• **Work required**
Go through the material and copy every line in which "Term" appears.

***** Dataset records *****

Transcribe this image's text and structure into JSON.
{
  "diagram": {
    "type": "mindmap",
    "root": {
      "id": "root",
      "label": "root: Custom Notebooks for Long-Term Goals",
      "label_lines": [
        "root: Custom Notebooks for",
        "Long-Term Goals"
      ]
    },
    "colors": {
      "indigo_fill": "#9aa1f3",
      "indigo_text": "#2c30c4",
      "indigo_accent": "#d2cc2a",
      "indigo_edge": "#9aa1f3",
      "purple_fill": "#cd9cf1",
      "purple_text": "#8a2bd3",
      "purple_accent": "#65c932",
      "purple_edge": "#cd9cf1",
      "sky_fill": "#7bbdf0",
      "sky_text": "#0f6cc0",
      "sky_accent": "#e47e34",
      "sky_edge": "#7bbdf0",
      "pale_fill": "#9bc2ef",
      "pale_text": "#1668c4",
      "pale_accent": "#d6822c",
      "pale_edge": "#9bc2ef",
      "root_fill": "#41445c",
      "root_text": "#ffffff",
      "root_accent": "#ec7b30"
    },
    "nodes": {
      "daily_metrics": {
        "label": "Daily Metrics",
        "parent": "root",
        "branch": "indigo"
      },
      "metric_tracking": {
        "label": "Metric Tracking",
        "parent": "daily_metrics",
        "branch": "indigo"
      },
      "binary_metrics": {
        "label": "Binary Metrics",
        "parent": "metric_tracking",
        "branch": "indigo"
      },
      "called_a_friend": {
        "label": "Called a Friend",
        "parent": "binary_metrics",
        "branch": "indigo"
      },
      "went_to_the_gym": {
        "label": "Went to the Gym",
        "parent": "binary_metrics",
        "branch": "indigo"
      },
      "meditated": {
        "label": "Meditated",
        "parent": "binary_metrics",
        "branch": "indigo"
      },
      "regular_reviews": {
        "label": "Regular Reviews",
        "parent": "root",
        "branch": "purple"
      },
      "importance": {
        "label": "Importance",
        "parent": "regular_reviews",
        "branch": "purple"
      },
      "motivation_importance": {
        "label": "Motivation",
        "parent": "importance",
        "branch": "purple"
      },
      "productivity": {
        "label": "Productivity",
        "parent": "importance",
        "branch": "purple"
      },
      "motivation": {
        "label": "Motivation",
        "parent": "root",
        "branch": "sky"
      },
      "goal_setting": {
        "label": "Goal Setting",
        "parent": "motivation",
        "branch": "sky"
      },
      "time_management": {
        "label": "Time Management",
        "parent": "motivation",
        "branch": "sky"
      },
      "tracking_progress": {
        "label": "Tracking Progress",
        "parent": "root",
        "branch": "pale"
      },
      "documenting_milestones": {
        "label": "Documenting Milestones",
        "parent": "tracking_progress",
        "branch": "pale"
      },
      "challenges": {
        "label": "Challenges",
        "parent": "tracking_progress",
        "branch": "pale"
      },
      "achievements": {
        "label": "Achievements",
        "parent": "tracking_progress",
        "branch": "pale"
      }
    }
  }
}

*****

• **Expected answer**
      "label": "root: Custom Notebooks for Long-Term Goals",
        "Long-Term Goals"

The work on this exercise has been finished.